*Work to complete*.
All of the entries must be reproduced exactly, with no images carried over.

***** Records provided

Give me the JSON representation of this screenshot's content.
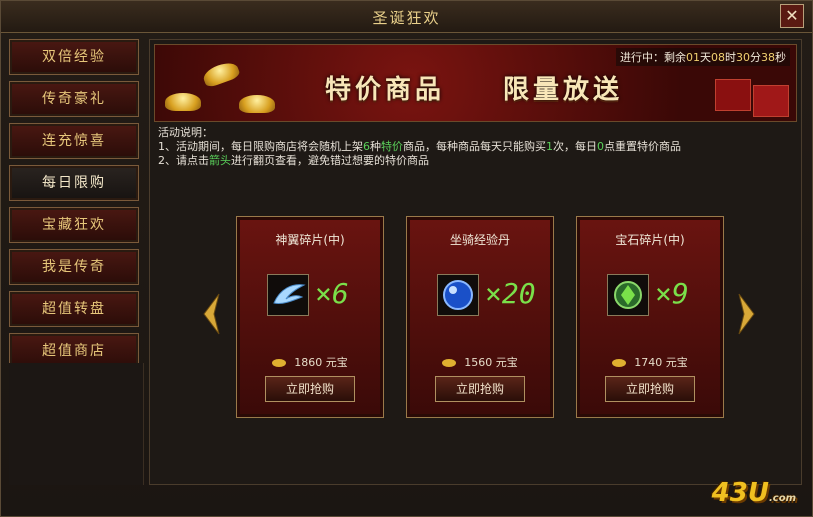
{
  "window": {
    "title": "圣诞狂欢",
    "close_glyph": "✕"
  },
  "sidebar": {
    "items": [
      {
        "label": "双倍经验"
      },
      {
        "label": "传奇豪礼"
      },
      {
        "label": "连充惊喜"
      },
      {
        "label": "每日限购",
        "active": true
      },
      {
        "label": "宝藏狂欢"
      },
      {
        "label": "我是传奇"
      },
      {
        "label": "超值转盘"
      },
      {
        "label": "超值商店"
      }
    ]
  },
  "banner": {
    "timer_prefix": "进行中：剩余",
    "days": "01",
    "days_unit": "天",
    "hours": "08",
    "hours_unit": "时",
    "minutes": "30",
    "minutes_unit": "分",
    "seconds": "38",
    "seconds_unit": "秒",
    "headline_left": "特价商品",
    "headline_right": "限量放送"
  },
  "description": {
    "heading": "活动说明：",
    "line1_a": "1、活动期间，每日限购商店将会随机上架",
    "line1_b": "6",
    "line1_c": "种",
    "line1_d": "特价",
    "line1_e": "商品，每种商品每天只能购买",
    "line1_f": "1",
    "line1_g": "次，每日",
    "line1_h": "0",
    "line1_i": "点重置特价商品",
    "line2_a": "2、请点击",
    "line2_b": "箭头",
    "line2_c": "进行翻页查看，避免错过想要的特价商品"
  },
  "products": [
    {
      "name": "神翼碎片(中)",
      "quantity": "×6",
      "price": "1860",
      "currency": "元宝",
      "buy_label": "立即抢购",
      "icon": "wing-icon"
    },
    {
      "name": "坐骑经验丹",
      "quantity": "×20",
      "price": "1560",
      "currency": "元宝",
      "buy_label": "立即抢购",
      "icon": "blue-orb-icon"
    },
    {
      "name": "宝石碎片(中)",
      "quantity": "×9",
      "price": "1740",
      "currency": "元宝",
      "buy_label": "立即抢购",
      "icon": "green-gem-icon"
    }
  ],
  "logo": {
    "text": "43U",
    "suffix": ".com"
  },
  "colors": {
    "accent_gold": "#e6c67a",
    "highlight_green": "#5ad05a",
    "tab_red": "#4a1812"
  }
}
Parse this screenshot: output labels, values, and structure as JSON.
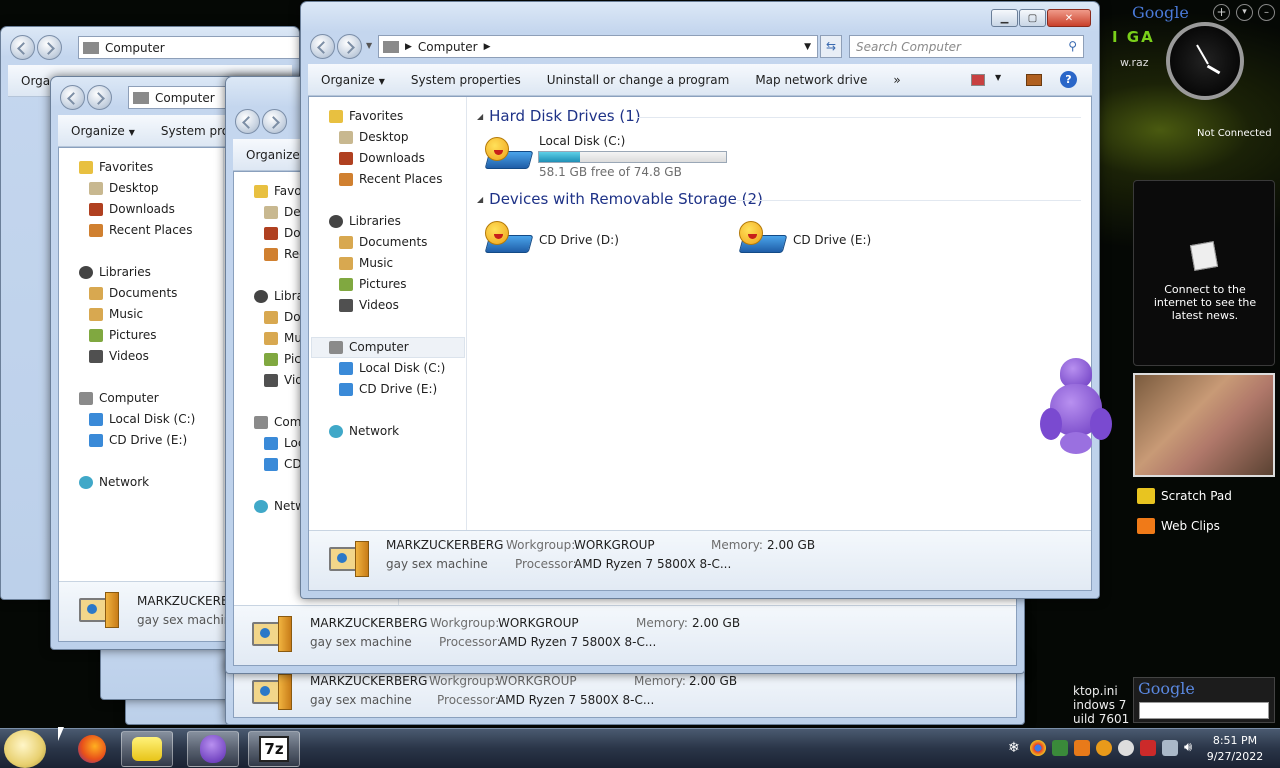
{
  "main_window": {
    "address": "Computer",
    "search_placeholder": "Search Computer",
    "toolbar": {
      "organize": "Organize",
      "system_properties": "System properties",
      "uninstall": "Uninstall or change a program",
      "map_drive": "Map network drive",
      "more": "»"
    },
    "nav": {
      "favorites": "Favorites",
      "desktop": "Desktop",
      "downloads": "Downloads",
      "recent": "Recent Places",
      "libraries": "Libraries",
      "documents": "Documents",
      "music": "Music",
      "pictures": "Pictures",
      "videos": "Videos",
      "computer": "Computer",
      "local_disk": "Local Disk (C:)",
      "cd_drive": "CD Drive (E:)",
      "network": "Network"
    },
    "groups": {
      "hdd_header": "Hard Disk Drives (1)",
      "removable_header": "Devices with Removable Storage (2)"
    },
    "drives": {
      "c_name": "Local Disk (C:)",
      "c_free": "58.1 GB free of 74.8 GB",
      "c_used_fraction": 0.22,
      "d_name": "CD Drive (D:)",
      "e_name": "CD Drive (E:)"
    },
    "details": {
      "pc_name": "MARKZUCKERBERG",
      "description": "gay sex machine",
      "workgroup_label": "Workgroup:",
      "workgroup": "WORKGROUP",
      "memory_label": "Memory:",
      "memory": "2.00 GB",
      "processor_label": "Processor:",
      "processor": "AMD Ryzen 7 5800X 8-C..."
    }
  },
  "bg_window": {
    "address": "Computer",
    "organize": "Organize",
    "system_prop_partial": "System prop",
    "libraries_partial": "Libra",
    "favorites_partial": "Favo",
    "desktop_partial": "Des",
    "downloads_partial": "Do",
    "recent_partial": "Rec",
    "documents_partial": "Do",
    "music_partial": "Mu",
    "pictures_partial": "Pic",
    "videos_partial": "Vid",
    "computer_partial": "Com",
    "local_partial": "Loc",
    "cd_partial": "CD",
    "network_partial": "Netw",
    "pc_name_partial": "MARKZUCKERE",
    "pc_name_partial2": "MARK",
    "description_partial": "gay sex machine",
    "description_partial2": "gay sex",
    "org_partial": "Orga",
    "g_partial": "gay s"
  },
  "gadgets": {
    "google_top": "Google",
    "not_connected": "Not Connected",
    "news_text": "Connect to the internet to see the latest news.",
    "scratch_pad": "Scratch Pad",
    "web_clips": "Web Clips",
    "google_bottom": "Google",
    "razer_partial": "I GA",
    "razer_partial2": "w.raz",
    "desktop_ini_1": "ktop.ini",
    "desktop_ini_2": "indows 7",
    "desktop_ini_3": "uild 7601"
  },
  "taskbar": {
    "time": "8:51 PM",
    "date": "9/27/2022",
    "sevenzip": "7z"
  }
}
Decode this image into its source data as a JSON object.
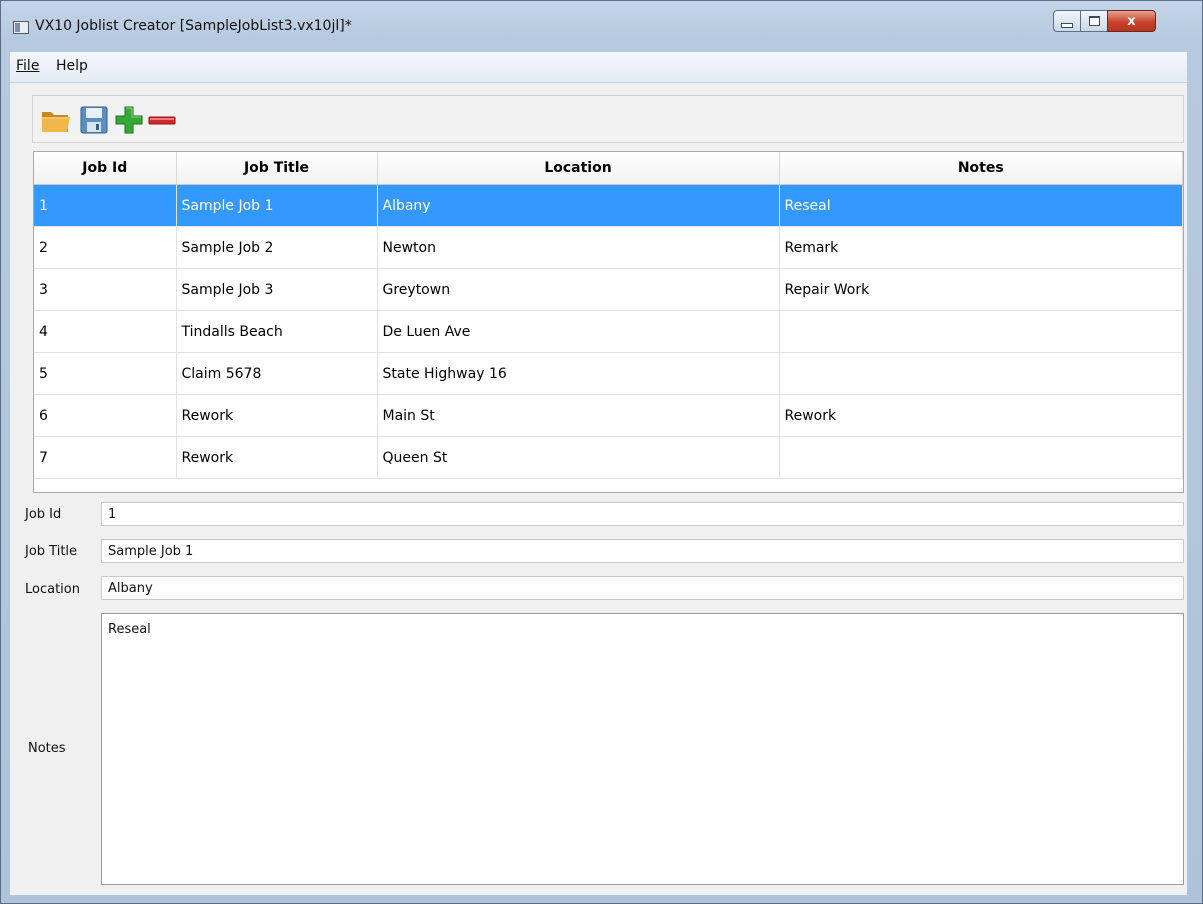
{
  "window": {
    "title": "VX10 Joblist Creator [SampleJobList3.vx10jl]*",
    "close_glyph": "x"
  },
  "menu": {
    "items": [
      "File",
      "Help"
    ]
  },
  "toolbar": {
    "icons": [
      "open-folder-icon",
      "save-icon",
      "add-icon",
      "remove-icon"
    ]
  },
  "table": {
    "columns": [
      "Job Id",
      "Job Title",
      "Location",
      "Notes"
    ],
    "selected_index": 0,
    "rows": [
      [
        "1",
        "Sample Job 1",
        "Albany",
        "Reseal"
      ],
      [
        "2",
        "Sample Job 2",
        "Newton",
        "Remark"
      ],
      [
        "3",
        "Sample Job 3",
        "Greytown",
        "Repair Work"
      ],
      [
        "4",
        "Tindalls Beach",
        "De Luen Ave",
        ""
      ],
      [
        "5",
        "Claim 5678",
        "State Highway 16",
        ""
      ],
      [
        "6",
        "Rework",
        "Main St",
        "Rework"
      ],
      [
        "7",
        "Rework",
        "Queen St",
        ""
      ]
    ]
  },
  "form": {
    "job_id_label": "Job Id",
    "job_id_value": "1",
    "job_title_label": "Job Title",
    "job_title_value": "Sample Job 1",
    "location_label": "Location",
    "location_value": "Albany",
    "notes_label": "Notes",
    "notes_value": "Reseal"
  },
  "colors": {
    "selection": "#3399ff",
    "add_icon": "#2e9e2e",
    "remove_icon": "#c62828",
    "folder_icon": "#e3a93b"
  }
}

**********

*Output*.
Give me the JSON representation of this screenshot's content.
{
  "window": {
    "title": "圣诞狂欢",
    "close_glyph": "✕"
  },
  "sidebar": {
    "items": [
      {
        "label": "双倍经验"
      },
      {
        "label": "传奇豪礼"
      },
      {
        "label": "连充惊喜"
      },
      {
        "label": "每日限购",
        "active": true
      },
      {
        "label": "宝藏狂欢"
      },
      {
        "label": "我是传奇"
      },
      {
        "label": "超值转盘"
      },
      {
        "label": "超值商店"
      }
    ]
  },
  "banner": {
    "timer_prefix": "进行中：剩余",
    "days": "01",
    "days_unit": "天",
    "hours": "08",
    "hours_unit": "时",
    "minutes": "30",
    "minutes_unit": "分",
    "seconds": "38",
    "seconds_unit": "秒",
    "headline_left": "特价商品",
    "headline_right": "限量放送"
  },
  "description": {
    "heading": "活动说明：",
    "line1_a": "1、活动期间，每日限购商店将会随机上架",
    "line1_b": "6",
    "line1_c": "种",
    "line1_d": "特价",
    "line1_e": "商品，每种商品每天只能购买",
    "line1_f": "1",
    "line1_g": "次，每日",
    "line1_h": "0",
    "line1_i": "点重置特价商品",
    "line2_a": "2、请点击",
    "line2_b": "箭头",
    "line2_c": "进行翻页查看，避免错过想要的特价商品"
  },
  "products": [
    {
      "name": "神翼碎片(中)",
      "quantity": "×6",
      "price": "1860",
      "currency": "元宝",
      "buy_label": "立即抢购",
      "icon": "wing-icon"
    },
    {
      "name": "坐骑经验丹",
      "quantity": "×20",
      "price": "1560",
      "currency": "元宝",
      "buy_label": "立即抢购",
      "icon": "blue-orb-icon"
    },
    {
      "name": "宝石碎片(中)",
      "quantity": "×9",
      "price": "1740",
      "currency": "元宝",
      "buy_label": "立即抢购",
      "icon": "green-gem-icon"
    }
  ],
  "logo": {
    "text": "43U",
    "suffix": ".com"
  },
  "colors": {
    "accent_gold": "#e6c67a",
    "highlight_green": "#5ad05a",
    "tab_red": "#4a1812"
  }
}
Parse this screenshot: output labels, values, and structure as JSON.
{
  "main_window": {
    "address": "Computer",
    "search_placeholder": "Search Computer",
    "toolbar": {
      "organize": "Organize",
      "system_properties": "System properties",
      "uninstall": "Uninstall or change a program",
      "map_drive": "Map network drive",
      "more": "»"
    },
    "nav": {
      "favorites": "Favorites",
      "desktop": "Desktop",
      "downloads": "Downloads",
      "recent": "Recent Places",
      "libraries": "Libraries",
      "documents": "Documents",
      "music": "Music",
      "pictures": "Pictures",
      "videos": "Videos",
      "computer": "Computer",
      "local_disk": "Local Disk (C:)",
      "cd_drive": "CD Drive (E:)",
      "network": "Network"
    },
    "groups": {
      "hdd_header": "Hard Disk Drives (1)",
      "removable_header": "Devices with Removable Storage (2)"
    },
    "drives": {
      "c_name": "Local Disk (C:)",
      "c_free": "58.1 GB free of 74.8 GB",
      "c_used_fraction": 0.22,
      "d_name": "CD Drive (D:)",
      "e_name": "CD Drive (E:)"
    },
    "details": {
      "pc_name": "MARKZUCKERBERG",
      "description": "gay sex machine",
      "workgroup_label": "Workgroup:",
      "workgroup": "WORKGROUP",
      "memory_label": "Memory:",
      "memory": "2.00 GB",
      "processor_label": "Processor:",
      "processor": "AMD Ryzen 7 5800X 8-C..."
    }
  },
  "bg_window": {
    "address": "Computer",
    "organize": "Organize",
    "system_prop_partial": "System prop",
    "libraries_partial": "Libra",
    "favorites_partial": "Favo",
    "desktop_partial": "Des",
    "downloads_partial": "Do",
    "recent_partial": "Rec",
    "documents_partial": "Do",
    "music_partial": "Mu",
    "pictures_partial": "Pic",
    "videos_partial": "Vid",
    "computer_partial": "Com",
    "local_partial": "Loc",
    "cd_partial": "CD",
    "network_partial": "Netw",
    "pc_name_partial": "MARKZUCKERE",
    "pc_name_partial2": "MARK",
    "description_partial": "gay sex machine",
    "description_partial2": "gay sex",
    "org_partial": "Orga",
    "g_partial": "gay s"
  },
  "gadgets": {
    "google_top": "Google",
    "not_connected": "Not Connected",
    "news_text": "Connect to the internet to see the latest news.",
    "scratch_pad": "Scratch Pad",
    "web_clips": "Web Clips",
    "google_bottom": "Google",
    "razer_partial": "I GA",
    "razer_partial2": "w.raz",
    "desktop_ini_1": "ktop.ini",
    "desktop_ini_2": "indows 7",
    "desktop_ini_3": "uild 7601"
  },
  "taskbar": {
    "time": "8:51 PM",
    "date": "9/27/2022",
    "sevenzip": "7z"
  }
}
Decode this image into its source data as a JSON object.
{
  "window": {
    "title": "VX10 Joblist Creator [SampleJobList3.vx10jl]*",
    "close_glyph": "x"
  },
  "menu": {
    "items": [
      "File",
      "Help"
    ]
  },
  "toolbar": {
    "icons": [
      "open-folder-icon",
      "save-icon",
      "add-icon",
      "remove-icon"
    ]
  },
  "table": {
    "columns": [
      "Job Id",
      "Job Title",
      "Location",
      "Notes"
    ],
    "selected_index": 0,
    "rows": [
      [
        "1",
        "Sample Job 1",
        "Albany",
        "Reseal"
      ],
      [
        "2",
        "Sample Job 2",
        "Newton",
        "Remark"
      ],
      [
        "3",
        "Sample Job 3",
        "Greytown",
        "Repair Work"
      ],
      [
        "4",
        "Tindalls Beach",
        "De Luen Ave",
        ""
      ],
      [
        "5",
        "Claim 5678",
        "State Highway 16",
        ""
      ],
      [
        "6",
        "Rework",
        "Main St",
        "Rework"
      ],
      [
        "7",
        "Rework",
        "Queen St",
        ""
      ]
    ]
  },
  "form": {
    "job_id_label": "Job Id",
    "job_id_value": "1",
    "job_title_label": "Job Title",
    "job_title_value": "Sample Job 1",
    "location_label": "Location",
    "location_value": "Albany",
    "notes_label": "Notes",
    "notes_value": "Reseal"
  },
  "colors": {
    "selection": "#3399ff",
    "add_icon": "#2e9e2e",
    "remove_icon": "#c62828",
    "folder_icon": "#e3a93b"
  }
}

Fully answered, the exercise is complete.